(Dataset records)

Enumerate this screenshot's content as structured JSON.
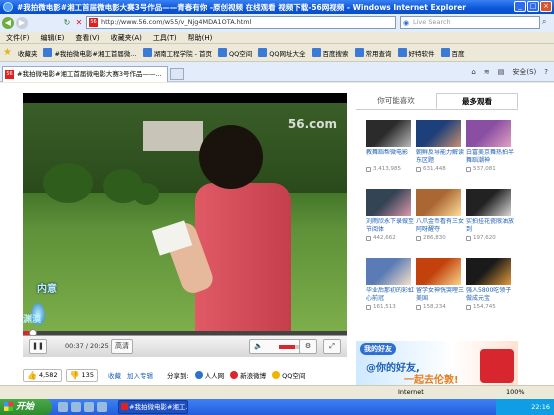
{
  "window": {
    "title": "#我拍微电影#湘工首届微电影大赛3号作品——青春有你 -原创视频 在线观看 视频下载-56网视频 - Windows Internet Explorer"
  },
  "addressbar": {
    "url": "http://www.56.com/w55/v_Njg4MDA1OTA.html",
    "search_placeholder": "Live Search"
  },
  "menu": [
    "文件(F)",
    "编辑(E)",
    "查看(V)",
    "收藏夹(A)",
    "工具(T)",
    "帮助(H)"
  ],
  "favorites": {
    "label": "收藏夹",
    "items": [
      "#我拍微电影#湘工首届微...",
      "湖南工程学院 - 首页",
      "QQ空间",
      "QQ网址大全",
      "百度搜索",
      "常用查询",
      "好特软件",
      "百度"
    ]
  },
  "tab": {
    "label": "#我拍微电影#湘工首届微电影大赛3号作品——...",
    "tools": [
      "安全(S)",
      "?"
    ]
  },
  "player": {
    "logo": "56.com",
    "caption_top": "内意",
    "caption_bottom": "渊漠",
    "time": "00:37 / 20:25",
    "quality_label": "高清",
    "progress": 0.03,
    "volume": 0.65
  },
  "stats": {
    "likes": "4,582",
    "dislikes": "135",
    "favorite_label": "收藏",
    "add_album_label": "加入专辑",
    "share_label": "分享到:",
    "share_targets": [
      {
        "name": "人人网",
        "color": "#2a73c9"
      },
      {
        "name": "新浪微博",
        "color": "#d9272e"
      },
      {
        "name": "QQ空间",
        "color": "#f0b400"
      }
    ]
  },
  "sidebar": {
    "tabs": [
      "你可能喜欢",
      "最多观看"
    ],
    "active_tab": 1,
    "videos": [
      {
        "title": "教舞蹈帮微电影",
        "views": "3,413,985"
      },
      {
        "title": "朝鲜反导能力解读东区题",
        "views": "631,448"
      },
      {
        "title": "白富美京舞热拍半舞蹈潮神",
        "views": "537,081"
      },
      {
        "title": "刘雨欣永下录做至节阅体",
        "views": "442,662"
      },
      {
        "title": "八爪金币看有三女阿呀醒夺",
        "views": "286,830"
      },
      {
        "title": "实拍挂花瓷限油放到",
        "views": "197,620"
      },
      {
        "title": "毕业后那初的彩虹心前冠",
        "views": "161,513"
      },
      {
        "title": "留学女神恍哭哩三美国",
        "views": "158,234"
      },
      {
        "title": "强人5800吃领子做成元宝",
        "views": "154,745"
      }
    ]
  },
  "ad": {
    "line1": "我的好友",
    "line2": "@你的好友,",
    "line3": "一起去伦敦!"
  },
  "statusbar": {
    "zone": "Internet",
    "zoom": "100%"
  },
  "taskbar": {
    "start_label": "开始",
    "task_label": "#我拍微电影#湘工...",
    "clock": "22:16"
  }
}
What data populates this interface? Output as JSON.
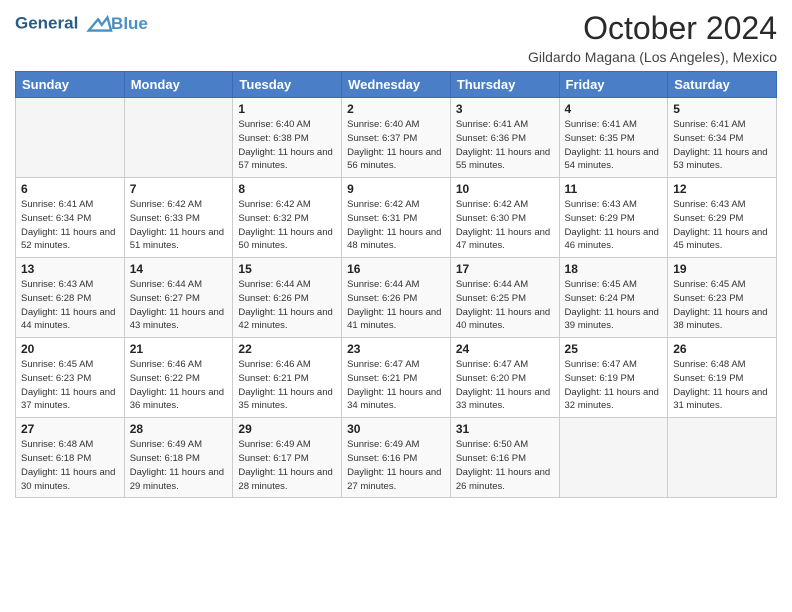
{
  "logo": {
    "line1": "General",
    "line2": "Blue"
  },
  "title": "October 2024",
  "subtitle": "Gildardo Magana (Los Angeles), Mexico",
  "days_of_week": [
    "Sunday",
    "Monday",
    "Tuesday",
    "Wednesday",
    "Thursday",
    "Friday",
    "Saturday"
  ],
  "weeks": [
    [
      {
        "day": "",
        "info": ""
      },
      {
        "day": "",
        "info": ""
      },
      {
        "day": "1",
        "info": "Sunrise: 6:40 AM\nSunset: 6:38 PM\nDaylight: 11 hours and 57 minutes."
      },
      {
        "day": "2",
        "info": "Sunrise: 6:40 AM\nSunset: 6:37 PM\nDaylight: 11 hours and 56 minutes."
      },
      {
        "day": "3",
        "info": "Sunrise: 6:41 AM\nSunset: 6:36 PM\nDaylight: 11 hours and 55 minutes."
      },
      {
        "day": "4",
        "info": "Sunrise: 6:41 AM\nSunset: 6:35 PM\nDaylight: 11 hours and 54 minutes."
      },
      {
        "day": "5",
        "info": "Sunrise: 6:41 AM\nSunset: 6:34 PM\nDaylight: 11 hours and 53 minutes."
      }
    ],
    [
      {
        "day": "6",
        "info": "Sunrise: 6:41 AM\nSunset: 6:34 PM\nDaylight: 11 hours and 52 minutes."
      },
      {
        "day": "7",
        "info": "Sunrise: 6:42 AM\nSunset: 6:33 PM\nDaylight: 11 hours and 51 minutes."
      },
      {
        "day": "8",
        "info": "Sunrise: 6:42 AM\nSunset: 6:32 PM\nDaylight: 11 hours and 50 minutes."
      },
      {
        "day": "9",
        "info": "Sunrise: 6:42 AM\nSunset: 6:31 PM\nDaylight: 11 hours and 48 minutes."
      },
      {
        "day": "10",
        "info": "Sunrise: 6:42 AM\nSunset: 6:30 PM\nDaylight: 11 hours and 47 minutes."
      },
      {
        "day": "11",
        "info": "Sunrise: 6:43 AM\nSunset: 6:29 PM\nDaylight: 11 hours and 46 minutes."
      },
      {
        "day": "12",
        "info": "Sunrise: 6:43 AM\nSunset: 6:29 PM\nDaylight: 11 hours and 45 minutes."
      }
    ],
    [
      {
        "day": "13",
        "info": "Sunrise: 6:43 AM\nSunset: 6:28 PM\nDaylight: 11 hours and 44 minutes."
      },
      {
        "day": "14",
        "info": "Sunrise: 6:44 AM\nSunset: 6:27 PM\nDaylight: 11 hours and 43 minutes."
      },
      {
        "day": "15",
        "info": "Sunrise: 6:44 AM\nSunset: 6:26 PM\nDaylight: 11 hours and 42 minutes."
      },
      {
        "day": "16",
        "info": "Sunrise: 6:44 AM\nSunset: 6:26 PM\nDaylight: 11 hours and 41 minutes."
      },
      {
        "day": "17",
        "info": "Sunrise: 6:44 AM\nSunset: 6:25 PM\nDaylight: 11 hours and 40 minutes."
      },
      {
        "day": "18",
        "info": "Sunrise: 6:45 AM\nSunset: 6:24 PM\nDaylight: 11 hours and 39 minutes."
      },
      {
        "day": "19",
        "info": "Sunrise: 6:45 AM\nSunset: 6:23 PM\nDaylight: 11 hours and 38 minutes."
      }
    ],
    [
      {
        "day": "20",
        "info": "Sunrise: 6:45 AM\nSunset: 6:23 PM\nDaylight: 11 hours and 37 minutes."
      },
      {
        "day": "21",
        "info": "Sunrise: 6:46 AM\nSunset: 6:22 PM\nDaylight: 11 hours and 36 minutes."
      },
      {
        "day": "22",
        "info": "Sunrise: 6:46 AM\nSunset: 6:21 PM\nDaylight: 11 hours and 35 minutes."
      },
      {
        "day": "23",
        "info": "Sunrise: 6:47 AM\nSunset: 6:21 PM\nDaylight: 11 hours and 34 minutes."
      },
      {
        "day": "24",
        "info": "Sunrise: 6:47 AM\nSunset: 6:20 PM\nDaylight: 11 hours and 33 minutes."
      },
      {
        "day": "25",
        "info": "Sunrise: 6:47 AM\nSunset: 6:19 PM\nDaylight: 11 hours and 32 minutes."
      },
      {
        "day": "26",
        "info": "Sunrise: 6:48 AM\nSunset: 6:19 PM\nDaylight: 11 hours and 31 minutes."
      }
    ],
    [
      {
        "day": "27",
        "info": "Sunrise: 6:48 AM\nSunset: 6:18 PM\nDaylight: 11 hours and 30 minutes."
      },
      {
        "day": "28",
        "info": "Sunrise: 6:49 AM\nSunset: 6:18 PM\nDaylight: 11 hours and 29 minutes."
      },
      {
        "day": "29",
        "info": "Sunrise: 6:49 AM\nSunset: 6:17 PM\nDaylight: 11 hours and 28 minutes."
      },
      {
        "day": "30",
        "info": "Sunrise: 6:49 AM\nSunset: 6:16 PM\nDaylight: 11 hours and 27 minutes."
      },
      {
        "day": "31",
        "info": "Sunrise: 6:50 AM\nSunset: 6:16 PM\nDaylight: 11 hours and 26 minutes."
      },
      {
        "day": "",
        "info": ""
      },
      {
        "day": "",
        "info": ""
      }
    ]
  ]
}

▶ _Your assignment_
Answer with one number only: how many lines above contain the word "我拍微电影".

▶ _Task solution_
4